EY teams up with Open Banking Nigeria to develop API standards

15 August 2019 Consultancy.africa 2 min. read

Big Four accounting and advisory firm EY has now joined Open Banking Nigeria in its efforts to Standardise Application Programming Interfaces (APIs) across the Nigerian market. Through the partnership, both firms hope to improve the management of financial data under the new financial technology (FinTech) paradigm.

As part of the Open Technology Foundation, Open Banking Nigeria is a Lagos-based financial services organisation that is working to ensure digital freedom and maturity across the Nigerian market. In Nigeria, this has meant a focus on a more standardized set of APIs for the market.

To this end, the firm partnered with UK-based banking consultancy Open Vector last year. Open Vector was established in 2017 by the UK’s Competition & Market Authority with a similar objective of promoting open banking in markets across the globe. The partnership was set up to enable greater FinTech penetration by developing standard APIs.

In Nigeria, the FInTech landscape is on a rapid growth trajectory, currently occupying top priority for a number of financial institutions in the country. The Big Four accounting and advisory space has also been active in facilitating this growth, exemplified by EY’s new involvement with Open Banking.

EY teams up with Open Banking Nigeria to develop API standards

Fellow Big Four firm PwC established an Innovation Centre in Nigeria earlier this year with a specific focus on developing innovative FinTech capabilities. EY’s latest partnership will look to develop standard APIs for banks, following which the firm will help with promoting these APIs among financial institutions and regulatory bodies.

Once common APIs are developed, data can be stored in a secure but accessible manner, enabling a more transparent and shared management of financial data amongst institutions. The common interface will also increase the speed and efficiency of data sharing where required.

“This inter-operability would result in the development of modern payment services, cost saving for operators and increased innovation while also guaranteeing information security and privacy, which would not cause an uneven playing field for industry players,” explained EY in a statement.

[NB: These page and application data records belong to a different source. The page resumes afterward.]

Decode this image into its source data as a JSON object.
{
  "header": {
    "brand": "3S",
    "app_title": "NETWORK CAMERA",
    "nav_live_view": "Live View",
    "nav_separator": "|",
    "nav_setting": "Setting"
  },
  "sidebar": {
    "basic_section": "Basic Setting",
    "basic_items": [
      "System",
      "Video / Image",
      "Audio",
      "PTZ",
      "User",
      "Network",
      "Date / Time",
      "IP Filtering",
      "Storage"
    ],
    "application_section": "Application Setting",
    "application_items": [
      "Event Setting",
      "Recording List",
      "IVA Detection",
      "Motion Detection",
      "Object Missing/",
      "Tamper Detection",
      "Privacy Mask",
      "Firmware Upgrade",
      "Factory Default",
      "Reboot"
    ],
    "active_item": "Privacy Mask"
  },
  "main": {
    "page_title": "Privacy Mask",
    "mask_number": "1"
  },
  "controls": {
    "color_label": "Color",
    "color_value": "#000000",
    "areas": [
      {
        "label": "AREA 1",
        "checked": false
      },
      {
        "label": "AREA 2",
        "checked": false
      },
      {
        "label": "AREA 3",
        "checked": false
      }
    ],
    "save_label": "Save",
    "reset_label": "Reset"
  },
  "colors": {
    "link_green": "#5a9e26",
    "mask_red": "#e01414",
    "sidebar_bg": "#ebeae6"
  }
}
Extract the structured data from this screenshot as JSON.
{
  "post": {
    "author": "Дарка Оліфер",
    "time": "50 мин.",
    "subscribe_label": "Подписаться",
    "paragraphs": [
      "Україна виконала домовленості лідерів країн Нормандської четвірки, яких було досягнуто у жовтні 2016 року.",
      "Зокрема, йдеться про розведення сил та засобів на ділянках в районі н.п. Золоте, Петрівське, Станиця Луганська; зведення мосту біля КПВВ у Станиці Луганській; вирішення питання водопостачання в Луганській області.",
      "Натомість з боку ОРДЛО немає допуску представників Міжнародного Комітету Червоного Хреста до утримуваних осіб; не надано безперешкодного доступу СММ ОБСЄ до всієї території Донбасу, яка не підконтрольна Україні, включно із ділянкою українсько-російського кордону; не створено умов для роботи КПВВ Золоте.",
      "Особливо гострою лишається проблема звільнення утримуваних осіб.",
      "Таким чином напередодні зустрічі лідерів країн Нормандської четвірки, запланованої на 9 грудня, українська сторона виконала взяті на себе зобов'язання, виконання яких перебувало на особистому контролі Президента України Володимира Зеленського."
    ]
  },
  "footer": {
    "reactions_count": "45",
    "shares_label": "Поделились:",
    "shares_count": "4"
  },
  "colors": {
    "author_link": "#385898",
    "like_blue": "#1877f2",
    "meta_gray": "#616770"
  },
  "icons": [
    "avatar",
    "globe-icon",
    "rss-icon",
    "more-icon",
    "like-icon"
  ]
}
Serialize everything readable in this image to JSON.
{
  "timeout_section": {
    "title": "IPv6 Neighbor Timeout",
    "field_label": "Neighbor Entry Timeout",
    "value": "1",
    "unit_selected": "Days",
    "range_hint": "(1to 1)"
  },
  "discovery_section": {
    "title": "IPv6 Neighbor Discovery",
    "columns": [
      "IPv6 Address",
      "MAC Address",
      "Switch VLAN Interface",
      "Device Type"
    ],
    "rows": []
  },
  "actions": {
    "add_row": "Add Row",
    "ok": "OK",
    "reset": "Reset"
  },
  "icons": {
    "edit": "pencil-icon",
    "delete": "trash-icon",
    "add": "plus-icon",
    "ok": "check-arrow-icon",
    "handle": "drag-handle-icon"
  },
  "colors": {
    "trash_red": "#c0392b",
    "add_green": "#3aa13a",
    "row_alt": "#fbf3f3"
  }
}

Innovation and security are central objectives in Nigeria at the moment. The financial sector in particular is looking to leverage innovative means to growth where possible, although the rampant security risks in the contemporary digital environment are pertinent for the financial sector, given the vast pool of sensitive information.